I have just returned from the ANZ Smart Utilities Conference in Sydney last week where I heard a lot talk about the future potential of smart grids. It is true that there are some fundamental changes around the corner, particularly driven by new technologies in an energy constrained economy. But arguably the smart grid began sixty years ago when SCADA started collecting data and has been a mostly sleeping giant ever since. In a world where energy has been plentiful and cheap there has been no real desire to capture, store and analyse the data in any large scale and systematic way.
In some respects, what has happened to the electricity grid over the last few decades has been a lesson in the tragedy of the commons because cheap electricity has meant that the grid that delivers it has been treated as an over-exploited resource.
And now we are seeing the impacts of underinvestment in the grid, we are now interested in making it “smart” when in fact it has been smart all along. In spite of data quality issues and sporadic archiving of data, there is still a lot of value held in that data that has not been unlocked. This is especially so now that we have technology stacks that can handle very large datasets and apply advanced statistical and machine learning processes to data.
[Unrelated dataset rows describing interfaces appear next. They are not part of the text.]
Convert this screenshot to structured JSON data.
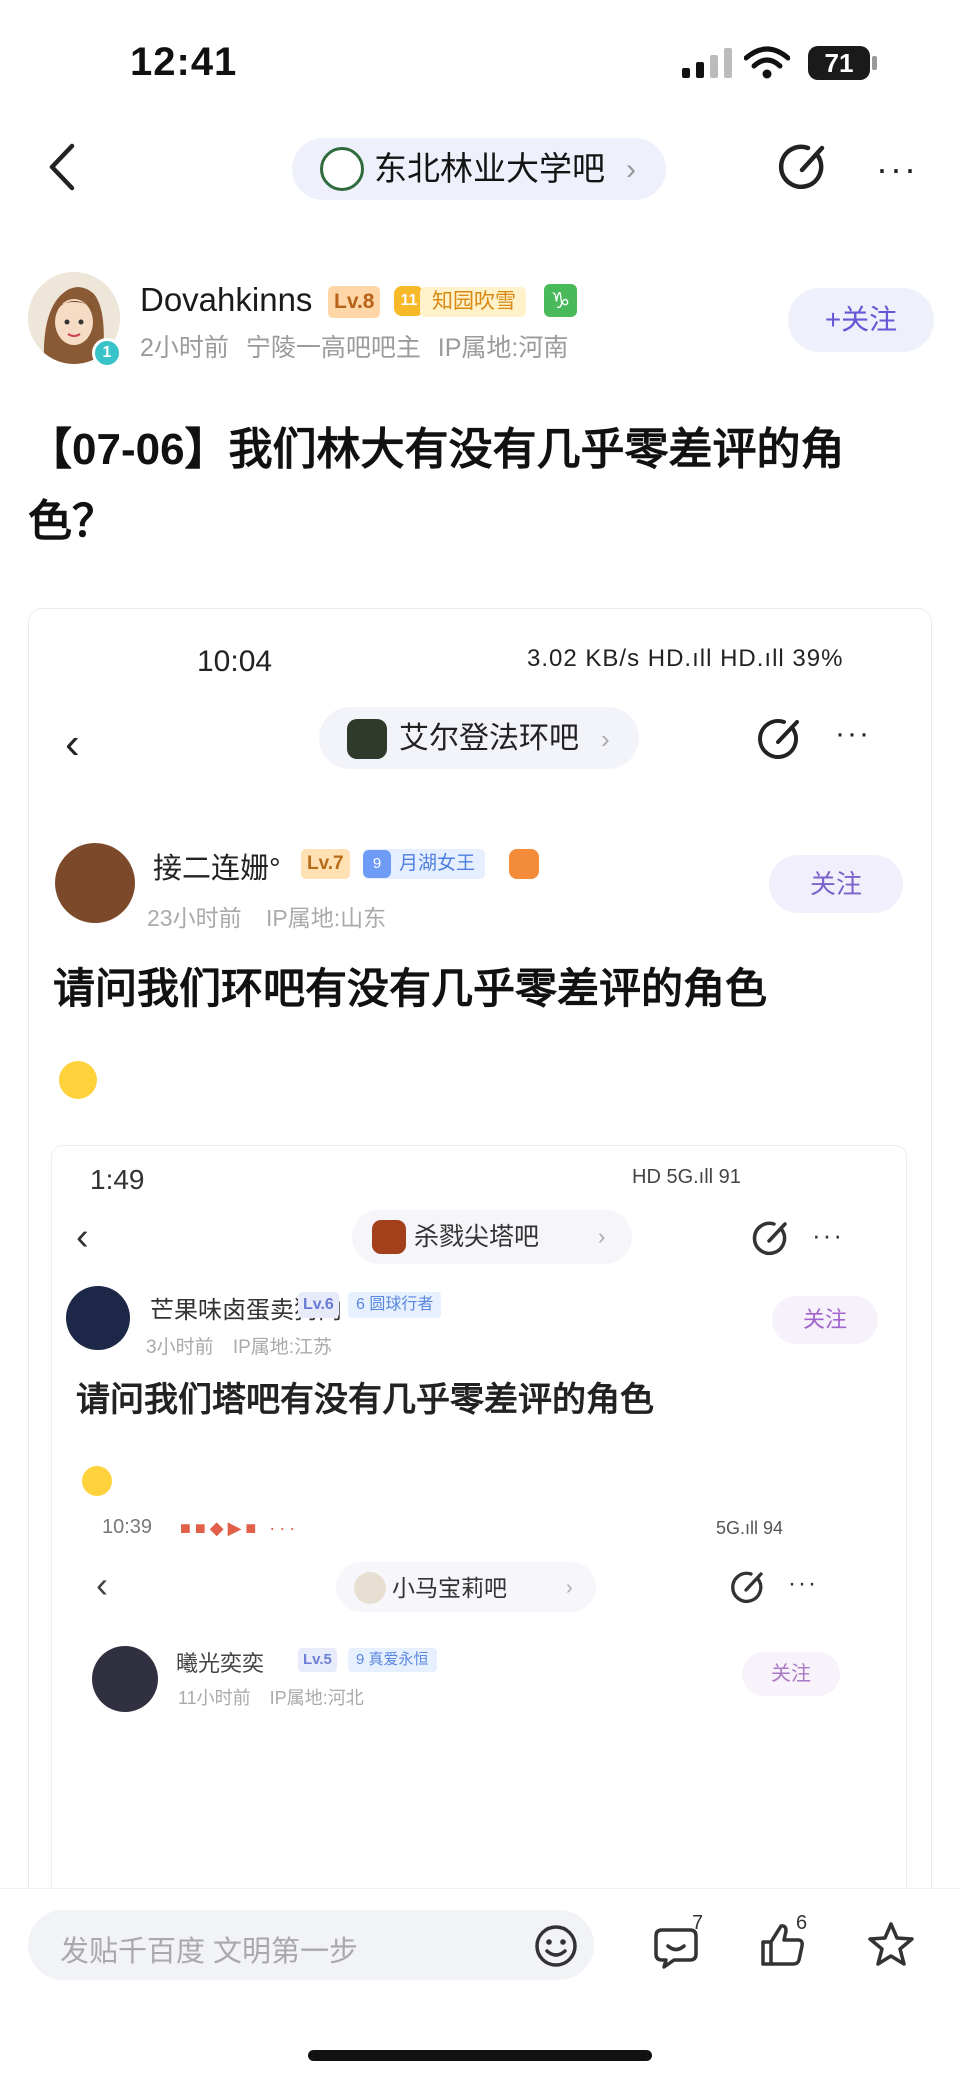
{
  "status_bar": {
    "time": "12:41",
    "battery": "71"
  },
  "nav": {
    "forum_name": "东北林业大学吧",
    "chevron": "›",
    "more": "···"
  },
  "author": {
    "name": "Dovahkinns",
    "level": "Lv.8",
    "medal_num": "11",
    "title_badge": "知园吹雪",
    "zodiac": "♑",
    "avatar_badge": "1",
    "meta": "2小时前  宁陵一高吧吧主  IP属地:河南",
    "follow_label": "+关注"
  },
  "post": {
    "title": "【07-06】我们林大有没有几乎零差评的角色？"
  },
  "screenshot1": {
    "time": "10:04",
    "status": "3.02 KB/s  HD.ıll HD.ıll  39%",
    "back": "‹",
    "forum_name": "艾尔登法环吧",
    "chevron": "›",
    "more": "···",
    "name": "接二连姗°",
    "level": "Lv.7",
    "tag_num": "9",
    "tag": "月湖女王",
    "meta": "23小时前 IP属地:山东",
    "follow_label": "关注",
    "title": "请问我们环吧有没有几乎零差评的角色"
  },
  "screenshot2": {
    "time": "1:49",
    "status": "HD 5G.ıll  91",
    "back": "‹",
    "forum_name": "杀戮尖塔吧",
    "chevron": "›",
    "more": "···",
    "name": "芒果味卤蛋卖狗肉",
    "level": "Lv.6",
    "tag": "6 圆球行者",
    "meta": "3小时前 IP属地:江苏",
    "follow_label": "关注",
    "title": "请问我们塔吧有没有几乎零差评的角色"
  },
  "screenshot3": {
    "time": "10:39",
    "apps": "■■◆▶■ ···",
    "status": "5G.ıll  94",
    "back": "‹",
    "forum_name": "小马宝莉吧",
    "chevron": "›",
    "more": "···",
    "name": "曦光奕奕",
    "level": "Lv.5",
    "tag": "9 真爱永恒",
    "meta": "11小时前 IP属地:河北",
    "follow_label": "关注"
  },
  "bottom_bar": {
    "input_placeholder": "发贴千百度 文明第一步",
    "comment_count": "7",
    "like_count": "6"
  }
}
So the smart grid is already here. While it is important to keep an eye of future technology and trends it is equally important that utilities get their houses in order in terms of how they manage and interrogate their existing data assets.